GOAL OF THE EXERCISE:
Copy out all lines bearing the word "JSON" from the listing below.

DATA:
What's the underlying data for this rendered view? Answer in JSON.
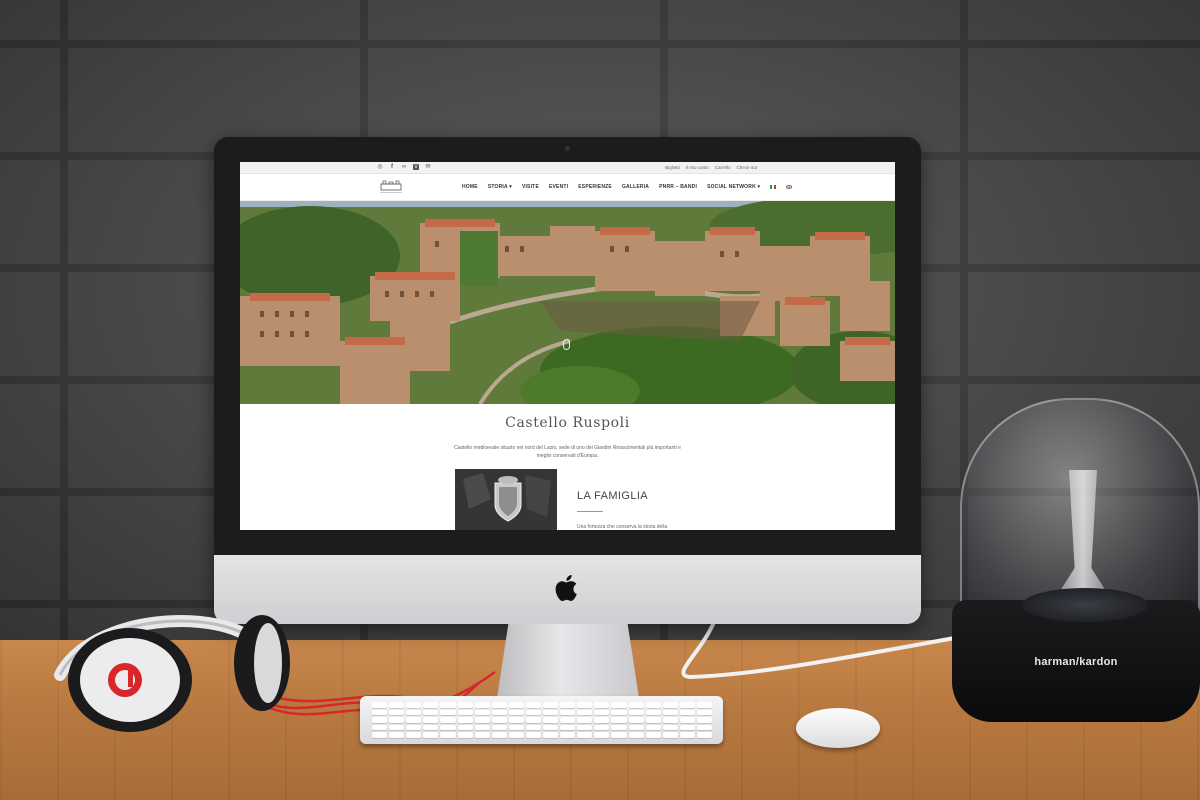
{
  "website": {
    "topbar": {
      "social_icons": [
        "instagram-icon",
        "facebook-icon",
        "tripadvisor-icon",
        "vimeo-icon",
        "email-icon"
      ],
      "links": [
        "Biglietti",
        "Il mio conto",
        "Carrello",
        "Check-out"
      ]
    },
    "nav": {
      "items": [
        "HOME",
        "STORIA ▾",
        "VISITE",
        "EVENTI",
        "ESPERIENZE",
        "GALLERIA",
        "PNRR – BANDI",
        "SOCIAL NETWORK ▾"
      ],
      "languages": [
        "it-flag-icon",
        "en-flag-icon"
      ]
    },
    "main": {
      "title": "Castello Ruspoli",
      "subtitle": "Castello medioevale situato nel nord del Lazio, sede di uno dei Giardini Rinascimentali più importanti e meglio conservati d'Europa.",
      "section_title": "LA FAMIGLIA",
      "section_text": "Una fortezza che conserva la storia della"
    }
  },
  "speaker_brand": "harman/kardon",
  "colors": {
    "wall": "#505050",
    "desk": "#b97a41",
    "imac_bezel": "#1c1c1e",
    "headphone_red": "#d8262a"
  }
}
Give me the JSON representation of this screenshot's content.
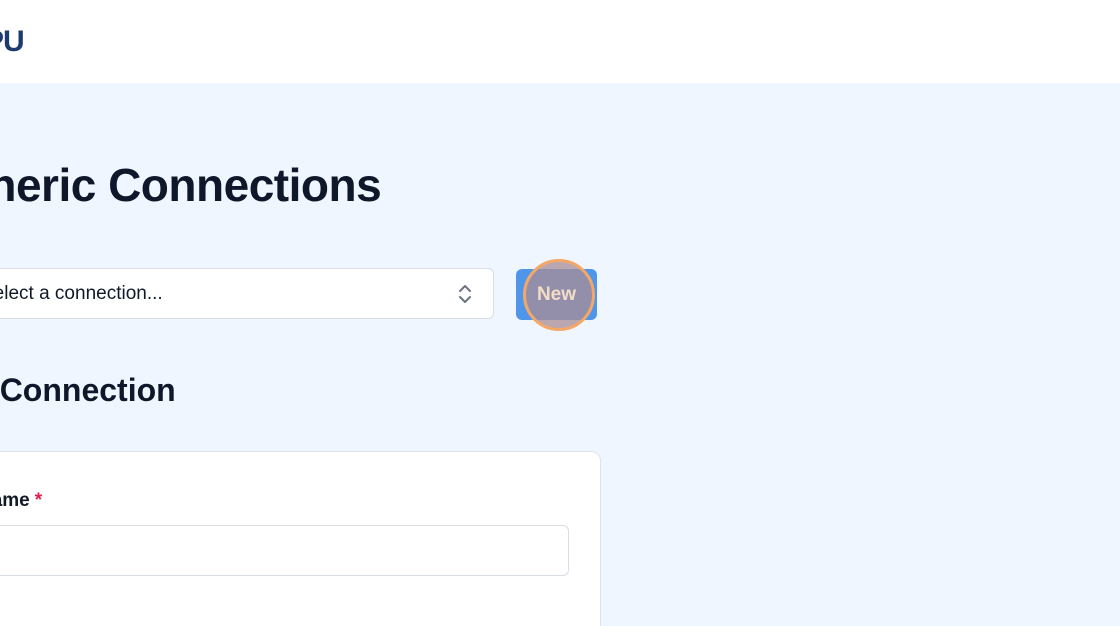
{
  "header": {
    "logo_text": "PU"
  },
  "main": {
    "page_title": "Generic Connections",
    "connection_select": {
      "value": "Select a connection...",
      "icon": "chevron-up-down-icon"
    },
    "new_button": {
      "label": "New"
    },
    "section_title": "New Connection",
    "form": {
      "name_field": {
        "label": "Name",
        "required_mark": "*",
        "value": ""
      }
    }
  },
  "colors": {
    "background": "#eff6ff",
    "primary_button": "#4f96ea",
    "heading": "#0f172a",
    "required": "#e11d48",
    "logo": "#1e3a6e"
  }
}
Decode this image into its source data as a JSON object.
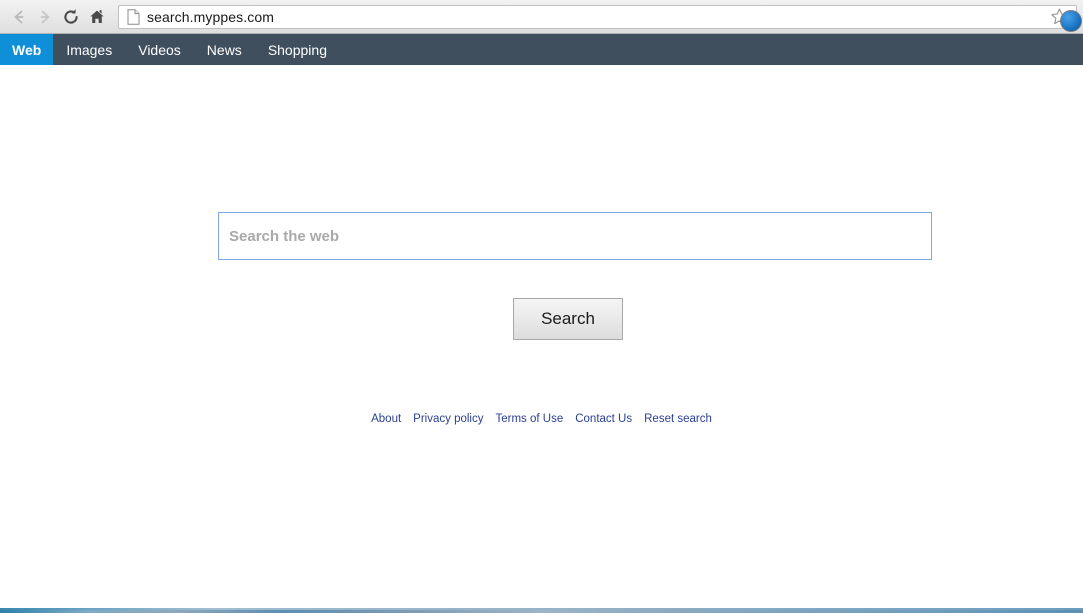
{
  "browser": {
    "back_icon": "back-arrow-icon",
    "forward_icon": "forward-arrow-icon",
    "reload_icon": "reload-icon",
    "home_icon": "home-icon",
    "page_icon": "page-document-icon",
    "url": "search.myppes.com",
    "bookmark_icon": "star-bookmark-icon",
    "extension_icon": "extension-circle-icon"
  },
  "sitenav": {
    "tabs": [
      {
        "label": "Web",
        "active": true
      },
      {
        "label": "Images",
        "active": false
      },
      {
        "label": "Videos",
        "active": false
      },
      {
        "label": "News",
        "active": false
      },
      {
        "label": "Shopping",
        "active": false
      }
    ]
  },
  "search": {
    "value": "",
    "placeholder": "Search the web",
    "button_label": "Search"
  },
  "footer": {
    "links": [
      {
        "label": "About"
      },
      {
        "label": "Privacy policy"
      },
      {
        "label": "Terms of Use"
      },
      {
        "label": "Contact Us"
      },
      {
        "label": "Reset search"
      }
    ]
  },
  "colors": {
    "navbar_bg": "#3f4f5e",
    "active_tab_bg": "#0f8fd8",
    "search_border": "#7da7e2",
    "link_color": "#2b3f93",
    "placeholder_color": "#a9a9a9"
  }
}
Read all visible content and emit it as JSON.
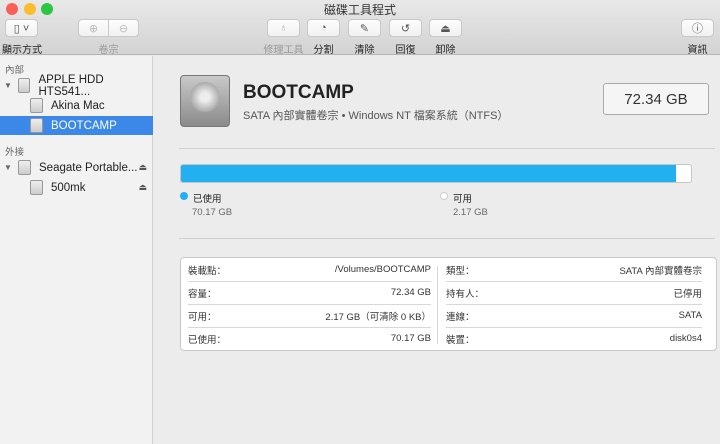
{
  "window": {
    "title": "磁碟工具程式"
  },
  "toolbar": {
    "view": "顯示方式",
    "volume": "卷宗",
    "first_aid": "修理工具",
    "partition": "分割",
    "erase": "清除",
    "restore": "回復",
    "unmount": "卸除",
    "info": "資訊"
  },
  "sidebar": {
    "internal_label": "內部",
    "external_label": "外接",
    "items": [
      {
        "label": "APPLE HDD HTS541..."
      },
      {
        "label": "Akina Mac"
      },
      {
        "label": "BOOTCAMP"
      },
      {
        "label": "Seagate Portable..."
      },
      {
        "label": "500mk"
      }
    ]
  },
  "volume": {
    "name": "BOOTCAMP",
    "subtitle": "SATA 內部實體卷宗 • Windows NT 檔案系統（NTFS）",
    "capacity": "72.34 GB",
    "usage": {
      "used_fraction": 0.97,
      "used_label": "已使用",
      "used_value": "70.17 GB",
      "free_label": "可用",
      "free_value": "2.17 GB",
      "used_color": "#22b0f0"
    },
    "details": {
      "left": [
        {
          "k": "裝載點：",
          "v": "/Volumes/BOOTCAMP"
        },
        {
          "k": "容量：",
          "v": "72.34 GB"
        },
        {
          "k": "可用：",
          "v": "2.17 GB（可清除 0 KB）"
        },
        {
          "k": "已使用：",
          "v": "70.17 GB"
        }
      ],
      "right": [
        {
          "k": "類型：",
          "v": "SATA 內部實體卷宗"
        },
        {
          "k": "持有人：",
          "v": "已停用"
        },
        {
          "k": "連線：",
          "v": "SATA"
        },
        {
          "k": "裝置：",
          "v": "disk0s4"
        }
      ]
    }
  }
}
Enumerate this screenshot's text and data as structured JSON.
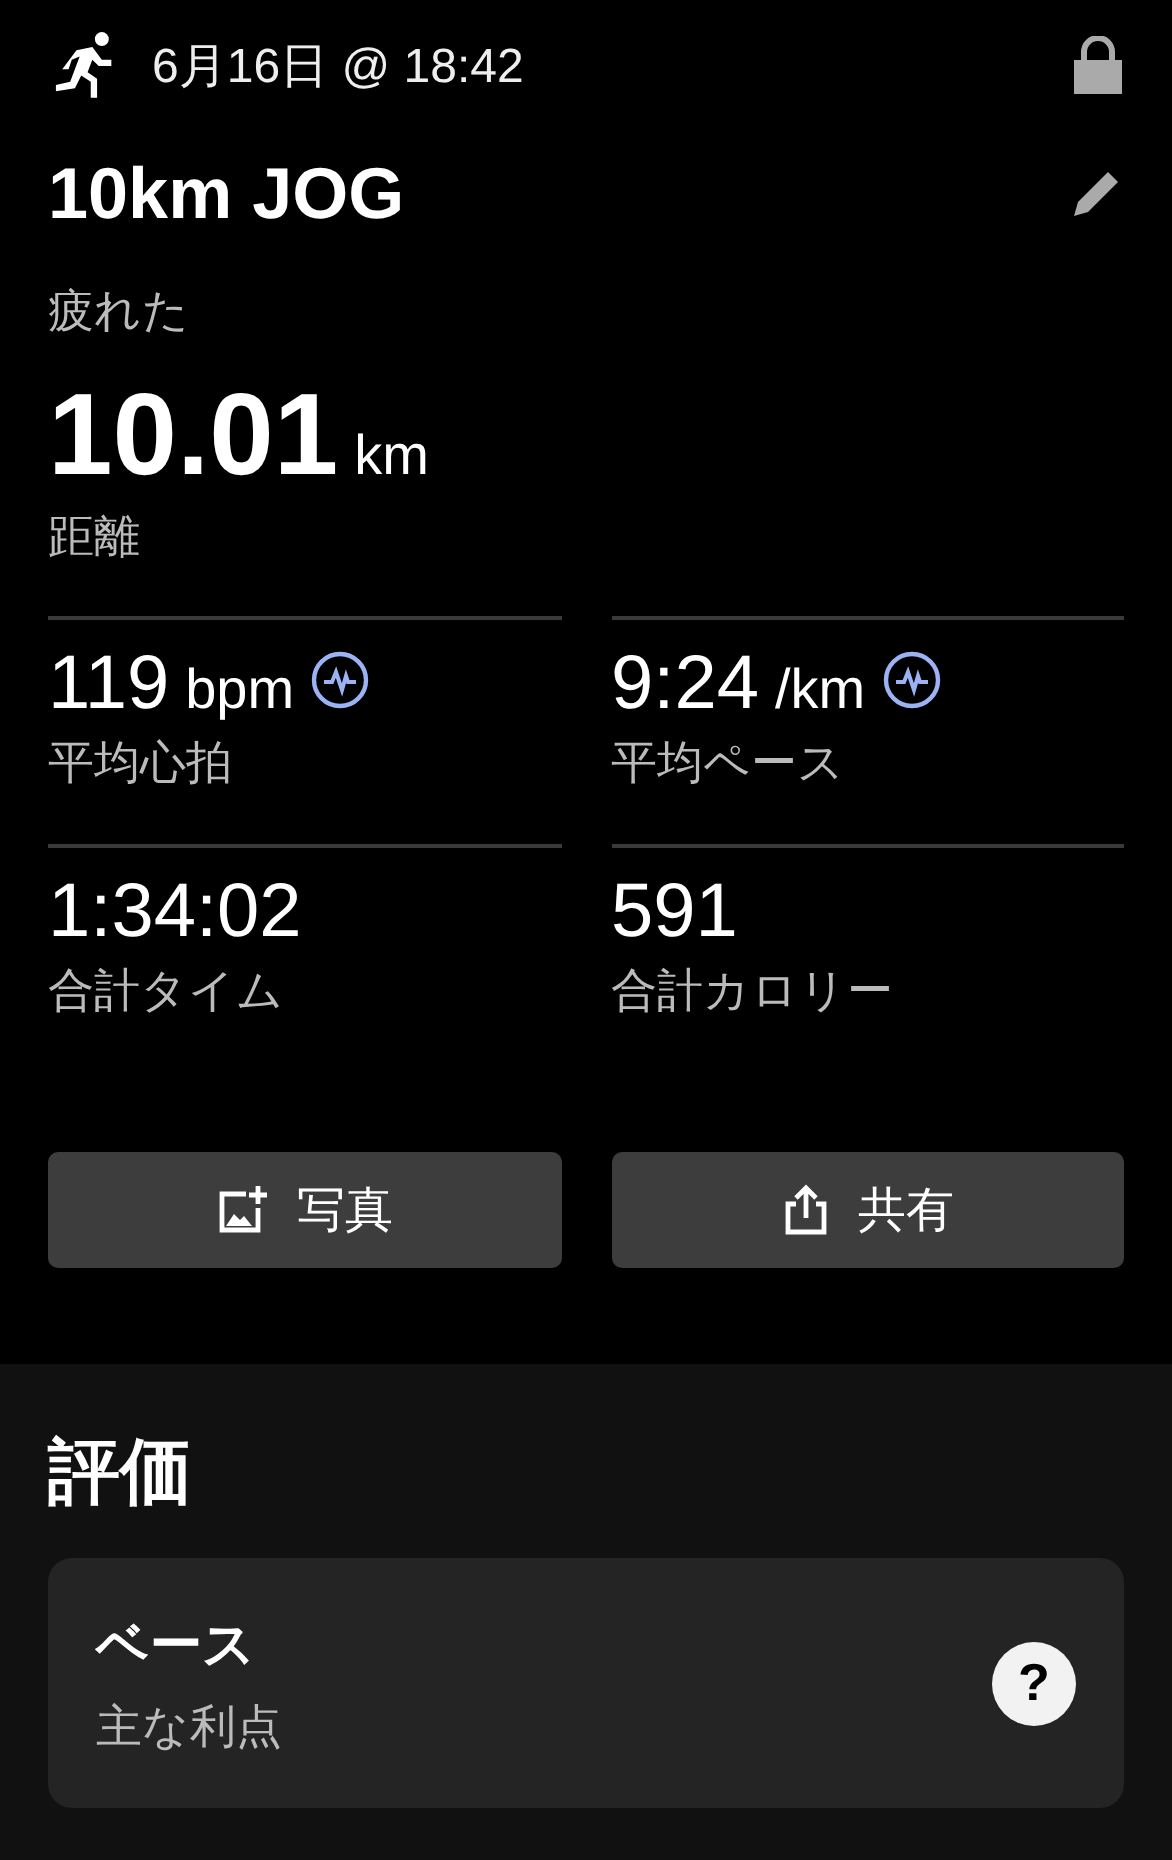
{
  "header": {
    "datetime": "6月16日 @ 18:42"
  },
  "activity": {
    "title": "10km JOG",
    "feeling": "疲れた"
  },
  "distance": {
    "value": "10.01",
    "unit": "km",
    "label": "距離"
  },
  "stats": [
    {
      "kind": "sensor",
      "value": "119",
      "unit": "bpm",
      "label": "平均心拍"
    },
    {
      "kind": "sensor",
      "value": "9:24",
      "unit": "/km",
      "label": "平均ペース"
    },
    {
      "kind": "plain",
      "value": "1:34:02",
      "label": "合計タイム"
    },
    {
      "kind": "plain",
      "value": "591",
      "label": "合計カロリー"
    }
  ],
  "buttons": [
    {
      "kind": "photo",
      "label": "写真"
    },
    {
      "kind": "share",
      "label": "共有"
    }
  ],
  "evaluation": {
    "heading": "評価",
    "card": {
      "title": "ベース",
      "subtitle": "主な利点",
      "help": "?"
    }
  }
}
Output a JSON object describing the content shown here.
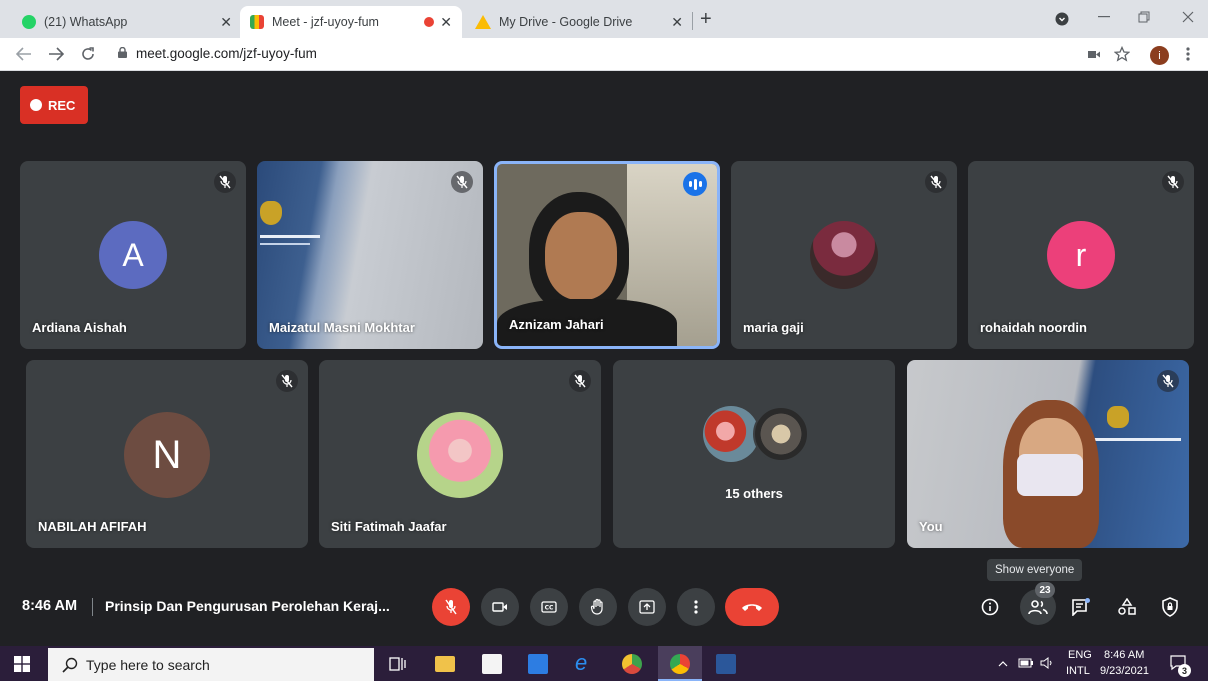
{
  "browser": {
    "tabs": [
      {
        "title": "(21) WhatsApp",
        "close": "✕"
      },
      {
        "title": "Meet - jzf-uyoy-fum",
        "close": "✕"
      },
      {
        "title": "My Drive - Google Drive",
        "close": "✕"
      }
    ],
    "new_tab": "+",
    "url": "meet.google.com/jzf-uyoy-fum",
    "profile_initial": "i"
  },
  "meet": {
    "rec_label": "REC",
    "participants": [
      {
        "name": "Ardiana Aishah",
        "initial": "A",
        "avatar_color": "#5c6bc0"
      },
      {
        "name": "Maizatul Masni Mokhtar"
      },
      {
        "name": "Aznizam Jahari",
        "speaking": true
      },
      {
        "name": "maria gaji"
      },
      {
        "name": "rohaidah noordin",
        "initial": "r",
        "avatar_color": "#ec407a"
      },
      {
        "name": "NABILAH AFIFAH",
        "initial": "N",
        "avatar_color": "#6d4c41"
      },
      {
        "name": "Siti Fatimah Jaafar"
      },
      {
        "name": "15 others"
      },
      {
        "name": "You"
      }
    ],
    "bottom": {
      "time": "8:46 AM",
      "title": "Prinsip Dan Pengurusan Perolehan Keraj...",
      "tooltip": "Show everyone",
      "participant_count": "23"
    }
  },
  "taskbar": {
    "search_placeholder": "Type here to search",
    "lang_top": "ENG",
    "lang_bottom": "INTL",
    "clock_time": "8:46 AM",
    "clock_date": "9/23/2021",
    "notification_count": "3"
  }
}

ANSWER BOX:
What's the underlying data for this rendered view? Answer in JSON.
Give me the JSON representation of this screenshot's content.
Decode this image into its source data as a JSON object.
Read all visible content and emit it as JSON.
Enumerate this screenshot's text and data as structured JSON.
Output a JSON object describing the content shown here.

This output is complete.